The plan aims to help parents go back to work while knowing they have an affordable option for childcare.
Two rounds of stimulus funding passed through the Coronavirus Response and Relief Supplemental Appropriations Act (CRRSAA) and the American Rescue Plan Act (ARPA) allows for expanded investment in child care.
What to know about the plan
The plan aims to make child care more affordable for Michigan families.
Right now, the income eligibility is at 150% of the federal poverty level for a family of four. Officials want to temporarily increase that to 200% for a family of four, which would make low or no-cost child care available to 150,000 more children.
The temporary increase would last from Aug. 1, 2021 through Sept. 30, 2023. After the deadline the income eligibility would permanently increase to 160%.
The plan would offer more support for early educators and offer premium pay for child care professionals with stipends quarterly from July, 2021 through September 2022.
- Maintain mental health support for children enrolled in child care
- Stabilize child care businesses
- Raise child care subsidy rates by 20% for providers to move closer to the market rate for child care
- Provide business stimulus grants to all child care providers
- Expand access to child care
- Provide grants to new and expanding sites in communities that don’t have adequate child care
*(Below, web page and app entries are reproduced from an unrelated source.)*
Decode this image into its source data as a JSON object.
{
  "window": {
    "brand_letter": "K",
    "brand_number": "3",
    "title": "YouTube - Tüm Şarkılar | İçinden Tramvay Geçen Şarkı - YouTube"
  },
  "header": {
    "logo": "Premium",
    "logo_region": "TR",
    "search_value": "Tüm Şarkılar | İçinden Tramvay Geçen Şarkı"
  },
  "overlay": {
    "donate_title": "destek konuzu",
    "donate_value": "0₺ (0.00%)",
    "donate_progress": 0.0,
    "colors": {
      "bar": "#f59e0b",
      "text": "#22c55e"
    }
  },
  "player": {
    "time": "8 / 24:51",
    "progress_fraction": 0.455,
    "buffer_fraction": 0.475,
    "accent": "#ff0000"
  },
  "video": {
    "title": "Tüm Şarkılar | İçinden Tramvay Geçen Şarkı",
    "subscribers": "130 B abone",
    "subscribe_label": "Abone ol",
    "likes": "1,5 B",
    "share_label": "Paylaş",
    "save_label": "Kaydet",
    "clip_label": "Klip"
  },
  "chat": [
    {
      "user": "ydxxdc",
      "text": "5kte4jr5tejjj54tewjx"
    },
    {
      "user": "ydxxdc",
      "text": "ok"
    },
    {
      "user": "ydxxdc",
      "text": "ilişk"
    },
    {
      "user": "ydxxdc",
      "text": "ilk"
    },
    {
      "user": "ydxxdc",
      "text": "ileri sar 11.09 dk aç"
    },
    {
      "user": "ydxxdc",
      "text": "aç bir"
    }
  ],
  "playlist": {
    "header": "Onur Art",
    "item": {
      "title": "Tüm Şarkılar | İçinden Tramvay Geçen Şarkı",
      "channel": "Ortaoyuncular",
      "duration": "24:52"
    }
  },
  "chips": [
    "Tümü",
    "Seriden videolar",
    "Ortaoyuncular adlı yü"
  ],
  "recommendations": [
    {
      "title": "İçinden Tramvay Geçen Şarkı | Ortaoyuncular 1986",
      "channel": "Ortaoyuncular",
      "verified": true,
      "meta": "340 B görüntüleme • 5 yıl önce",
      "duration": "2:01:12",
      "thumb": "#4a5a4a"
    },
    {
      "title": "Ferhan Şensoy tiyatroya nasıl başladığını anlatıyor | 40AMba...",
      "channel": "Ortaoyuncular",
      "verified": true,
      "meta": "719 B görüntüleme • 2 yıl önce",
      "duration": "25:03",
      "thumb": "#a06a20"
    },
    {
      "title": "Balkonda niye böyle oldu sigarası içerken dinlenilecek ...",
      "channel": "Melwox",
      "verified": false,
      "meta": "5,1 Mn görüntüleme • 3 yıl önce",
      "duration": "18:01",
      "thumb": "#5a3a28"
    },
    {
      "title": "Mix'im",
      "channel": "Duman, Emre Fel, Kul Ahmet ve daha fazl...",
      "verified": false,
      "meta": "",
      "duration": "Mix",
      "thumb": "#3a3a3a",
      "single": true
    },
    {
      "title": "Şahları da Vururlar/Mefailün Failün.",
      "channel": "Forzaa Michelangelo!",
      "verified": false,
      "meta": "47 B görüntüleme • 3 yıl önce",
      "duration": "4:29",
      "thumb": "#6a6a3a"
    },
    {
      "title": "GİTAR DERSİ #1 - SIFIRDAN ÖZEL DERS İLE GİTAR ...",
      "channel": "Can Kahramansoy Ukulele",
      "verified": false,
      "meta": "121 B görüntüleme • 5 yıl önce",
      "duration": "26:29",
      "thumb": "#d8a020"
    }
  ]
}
Whitmer’s Executive Recommendation released in February had a child care proposal based on state and federal resources available at the time. This latest update adds on to those priorities. Because ARPA passed, it allows for an expansion of the policies.